IT organizations often organize around functional areas of activity. It is common to find dedicated teams dealing with project management, software quality assurance, IT governance, network engineering, security, change management, help desk, and data centre operations. It is also common to have general IT managers who oversee operations who bring classic managerial expertise to their organizations, but lack the product or process knowledge that their teams work with on a daily basis.
Communication, collaboration and integration of services between departments can be overwhelming. Often, special agents known as Client Portfolio Managers (CPM) are created to expedite the movement of IT requests through “the system.”
In addition, it is common for CIO organizations to have the “technology” folks working under “one virtual roof” that we often hear serves career needs and offers the promise of stewardship of IT people and services.
These concepts of functional organizations, general hands-off managers, and keeping IT staff together can promote inward looking thinking and non-responsiveness to customer value.
Lean Thinking has an approach to organizational design that starts with customer value. Activities are sequenced with the appropriate skilled people to remove back and forth wasteful activities, and eliminate re-work, errors, waste and inventory. Rather than focus on departmental output, the goal is to optimize the flow of IT products and services through the entire value stream that flows across technologies, assets, and departments to customers.
With respect to the role of management, Lean thinking requires staff to engage, design and implement how things get done efficiently in the entire value stream in order to provide maximum value to the client.
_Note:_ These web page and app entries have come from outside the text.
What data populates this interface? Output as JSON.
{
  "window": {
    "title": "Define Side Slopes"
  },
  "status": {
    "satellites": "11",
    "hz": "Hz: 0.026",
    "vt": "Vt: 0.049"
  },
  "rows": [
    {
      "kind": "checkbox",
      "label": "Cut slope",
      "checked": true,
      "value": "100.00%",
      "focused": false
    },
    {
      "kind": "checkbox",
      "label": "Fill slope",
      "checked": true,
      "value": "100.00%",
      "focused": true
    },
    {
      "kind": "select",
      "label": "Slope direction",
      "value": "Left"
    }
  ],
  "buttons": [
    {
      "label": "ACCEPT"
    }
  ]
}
Lean managers are hands-on. Here is an illustration from the book by James Womack and Daniel Jones, titled “Lean Thinking.” German motorcar company Porsche was in need of change to respond to changes in market conditions and launched a Lean transformation. Part of the change process required expert input from experienced Lean consultants: The Shingijutsu Group and Chihiro Nakao (Lean Sensei) from Japan.
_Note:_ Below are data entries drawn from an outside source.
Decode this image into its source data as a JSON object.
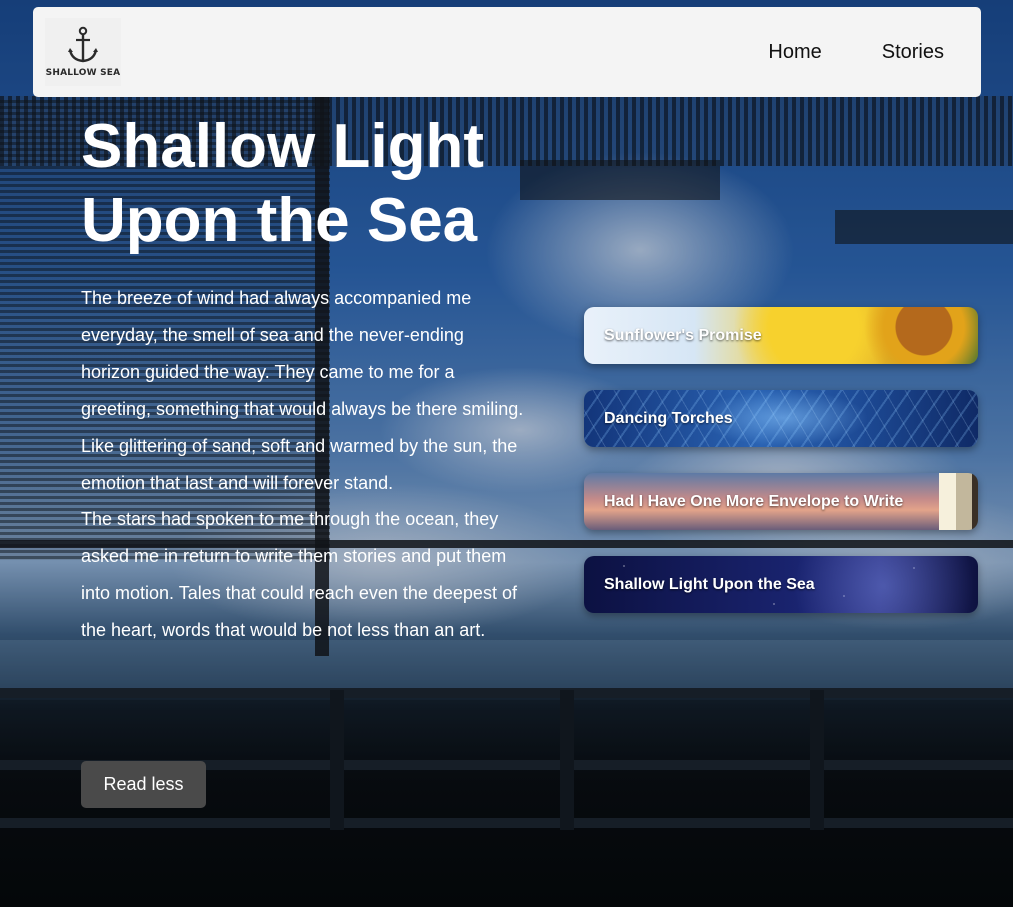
{
  "nav": {
    "logo_text": "SHALLOW SEA",
    "links": [
      {
        "label": "Home"
      },
      {
        "label": "Stories"
      }
    ]
  },
  "main": {
    "title": "Shallow Light Upon the Sea",
    "paragraphs": [
      "The breeze of wind had always accompanied me everyday, the smell of sea and the never-ending horizon guided the way. They came to me for a greeting, something that would always be there smiling. Like glittering of sand, soft and warmed by the sun, the emotion that last and will forever stand.",
      "The stars had spoken to me through the ocean, they asked me in return to write them stories and put them into motion. Tales that could reach even the deepest of the heart, words that would be not less than an art."
    ],
    "read_button": "Read less"
  },
  "stories": [
    {
      "label": "Sunflower's Promise"
    },
    {
      "label": "Dancing Torches"
    },
    {
      "label": "Had I Have One More Envelope to Write"
    },
    {
      "label": "Shallow Light Upon the Sea"
    }
  ],
  "icons": {
    "logo": "anchor-icon"
  },
  "colors": {
    "navbar_bg": "#f4f4f4",
    "button_bg": "#4a4a4a",
    "text_light": "#ffffff"
  }
}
Considerable Lean planning work had been undertaken to get rid of mountains of inventory and the searching for parts that were rarely used which consumed and distracted staff. Assembly flow was changed to ensure rapid movement with no stopping, no scrap and no backflows to fix defects.
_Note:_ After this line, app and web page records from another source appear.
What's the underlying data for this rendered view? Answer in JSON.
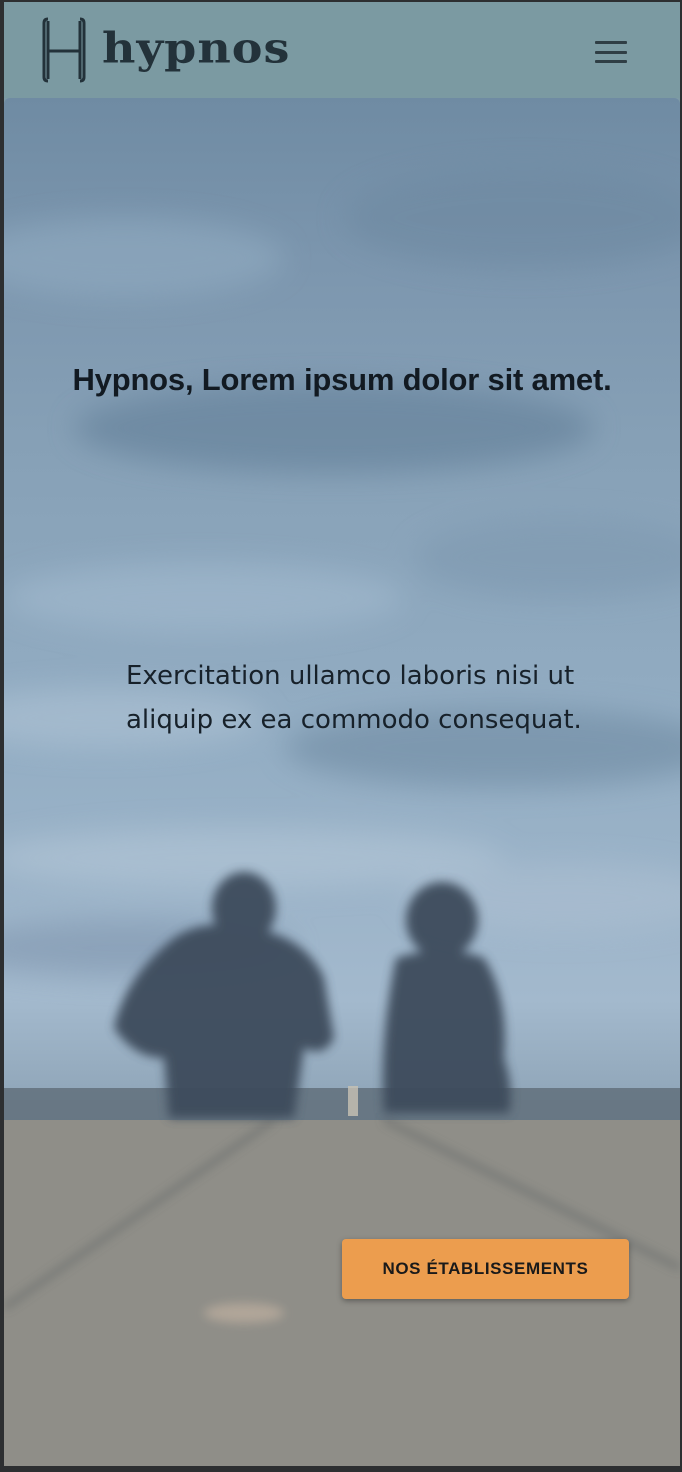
{
  "brand": {
    "name": "hypnos",
    "logo_letter": "H"
  },
  "header": {
    "menu_icon": "hamburger-menu-icon"
  },
  "hero": {
    "headline": "Hypnos, Lorem ipsum dolor sit amet.",
    "subtitle_line1": "Exercitation ullamco laboris nisi ut",
    "subtitle_line2": "aliquip ex ea commodo consequat.",
    "cta_label": "NOS ÉTABLISSEMENTS",
    "background": "two people sitting on a pier under a cloudy sky"
  },
  "colors": {
    "header_bg": "#7b9aa2",
    "logo": "#23323a",
    "cta_bg": "#ec9d4e",
    "text_dark": "#121a22"
  }
}
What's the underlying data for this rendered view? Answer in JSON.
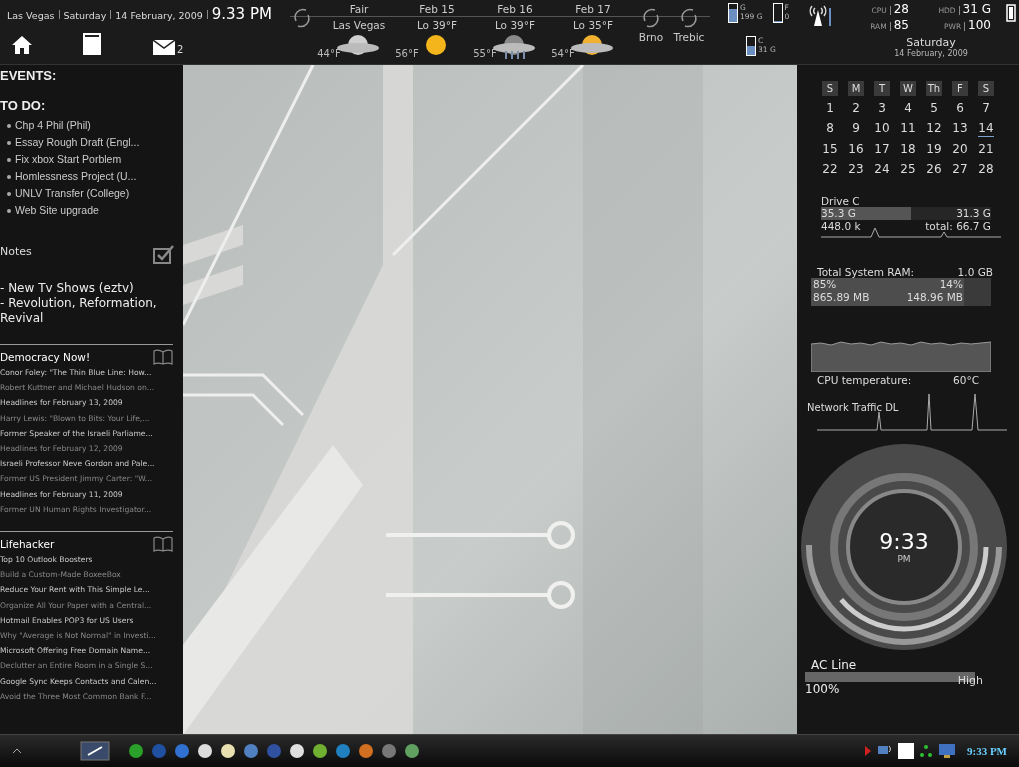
{
  "top_bar": {
    "location": "Las Vegas",
    "day": "Saturday",
    "date": "14 February, 2009",
    "time": "9.33 PM",
    "mail_count": "2"
  },
  "weather": [
    {
      "kind": "moon-cloud",
      "label": "Fair",
      "sub": "Las Vegas",
      "temp": "44°F"
    },
    {
      "kind": "sun",
      "label": "Feb 15",
      "sub": "Lo 39°F",
      "temp": "56°F"
    },
    {
      "kind": "rain",
      "label": "Feb 16",
      "sub": "Lo 39°F",
      "temp": "55°F"
    },
    {
      "kind": "sun-cloud",
      "label": "Feb 17",
      "sub": "Lo 35°F",
      "temp": "54°F"
    }
  ],
  "cities": [
    "Brno",
    "Trebic"
  ],
  "drives": [
    {
      "letter": "G",
      "size": "199 G",
      "level": 0.7
    },
    {
      "letter": "F",
      "size": "0",
      "level": 0.05
    },
    {
      "letter": "C",
      "size": "31 G",
      "level": 0.5
    }
  ],
  "stats": [
    {
      "label": "CPU",
      "value": "28"
    },
    {
      "label": "HDD",
      "value": "31 G"
    },
    {
      "label": "RAM",
      "value": "85"
    },
    {
      "label": "PWR",
      "value": "100"
    }
  ],
  "date_widget": {
    "day": "Saturday",
    "date": "14 February, 2009"
  },
  "events": {
    "title": "EVENTS:"
  },
  "todo": {
    "title": "TO DO:",
    "items": [
      "Chp 4 Phil (Phil)",
      "Essay Rough Draft (Engl...",
      "Fix xbox Start Porblem",
      "Homlessness Project (U...",
      "UNLV Transfer (College)",
      "Web Site upgrade"
    ]
  },
  "notes": {
    "title": "Notes",
    "items": [
      "- New Tv Shows (eztv)",
      "- Revolution, Reformation, Revival"
    ]
  },
  "feeds": [
    {
      "title": "Democracy Now!",
      "items": [
        "Conor Foley: \"The Thin Blue Line: How...",
        "Robert Kuttner and Michael Hudson on...",
        "Headlines for February 13, 2009",
        "Harry Lewis: \"Blown to Bits: Your Life,...",
        "Former Speaker of the Israeli Parliame...",
        "Headlines for February 12, 2009",
        "Israeli Professor Neve Gordon and Pale...",
        "Former US President Jimmy Carter: \"W...",
        "Headlines for February 11, 2009",
        "Former UN Human Rights Investigator..."
      ]
    },
    {
      "title": "Lifehacker",
      "items": [
        "Top 10 Outlook Boosters",
        "Build a Custom-Made BoxeeBox",
        "Reduce Your Rent with This Simple Le...",
        "Organize All Your Paper with a Central...",
        "Hotmail Enables POP3 for US Users",
        "Why \"Average is Not Normal\" in Investi...",
        "Microsoft Offering Free Domain Name...",
        "Declutter an Entire Room in a Single S...",
        "Google Sync Keeps Contacts and Calen...",
        "Avoid the Three Most Common Bank F..."
      ]
    }
  ],
  "calendar": {
    "weekdays": [
      "S",
      "M",
      "T",
      "W",
      "Th",
      "F",
      "S"
    ],
    "weeks": [
      [
        {
          "day": "1",
          "selected": false
        },
        {
          "day": "2",
          "selected": false
        },
        {
          "day": "3",
          "selected": false
        },
        {
          "day": "4",
          "selected": false
        },
        {
          "day": "5",
          "selected": false
        },
        {
          "day": "6",
          "selected": false
        },
        {
          "day": "7",
          "selected": false
        }
      ],
      [
        {
          "day": "8",
          "selected": false
        },
        {
          "day": "9",
          "selected": false
        },
        {
          "day": "10",
          "selected": false
        },
        {
          "day": "11",
          "selected": false
        },
        {
          "day": "12",
          "selected": false
        },
        {
          "day": "13",
          "selected": false
        },
        {
          "day": "14",
          "selected": true
        }
      ],
      [
        {
          "day": "15",
          "selected": false
        },
        {
          "day": "16",
          "selected": false
        },
        {
          "day": "17",
          "selected": false
        },
        {
          "day": "18",
          "selected": false
        },
        {
          "day": "19",
          "selected": false
        },
        {
          "day": "20",
          "selected": false
        },
        {
          "day": "21",
          "selected": false
        }
      ],
      [
        {
          "day": "22",
          "selected": false
        },
        {
          "day": "23",
          "selected": false
        },
        {
          "day": "24",
          "selected": false
        },
        {
          "day": "25",
          "selected": false
        },
        {
          "day": "26",
          "selected": false
        },
        {
          "day": "27",
          "selected": false
        },
        {
          "day": "28",
          "selected": false
        }
      ]
    ]
  },
  "drive_c": {
    "title": "Drive C",
    "used": "35.3 G",
    "free": "31.3 G",
    "rate": "448.0 k",
    "total": "total: 66.7 G",
    "level": 0.53
  },
  "ram": {
    "title": "Total System RAM:",
    "total": "1.0 GB",
    "used_pct": "85%",
    "free_pct": "14%",
    "used": "865.89 MB",
    "free": "148.96 MB",
    "level": 0.85
  },
  "cpu": {
    "label": "CPU temperature:",
    "value": "60°C"
  },
  "network": {
    "label": "Network Traffic DL"
  },
  "clock": {
    "time": "9:33",
    "ampm": "PM"
  },
  "power": {
    "label": "AC Line",
    "mode": "High",
    "percent": "100%",
    "level": 1
  },
  "taskbar": {
    "time": "9:33 PM"
  }
}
“As the Porsche (Lean) team formed its plan, a crucial moment arrived. Nakao handed a circular saw to Wiedeking (Porsche CEO) who was dressed in a blue jumper suit worn by all production workers and told him to go down the aisle sawing off every rack of (inventory) shelving at the 1.3 meter level. It was a defining moment. Historically, senior management never touched anything in the plant and no one ever took such drastic actions so directly and quickly.”
At the end of the first week, the rundown in inventory was complete. The effects were dramatic and visible. Organizationally, teams formed around customer products and levels of hierarchy removed.
Costs were also estimated for catching a defect at the moment it occurred compared to fixing it once it arrived in the customer’s hands. It helped staff to understand the down stream result of their work, rather than thinking inside the scope of their functional domain.
Key takeaways for IT managers: learn to understand the value stream of IT services; organize IT and non-IT staff together to deliver services the customer values; and promote Lean thinking IT managers who can demonstrate hands-on leadership and facilitate, guide and empower their staff to think through the entire value stream.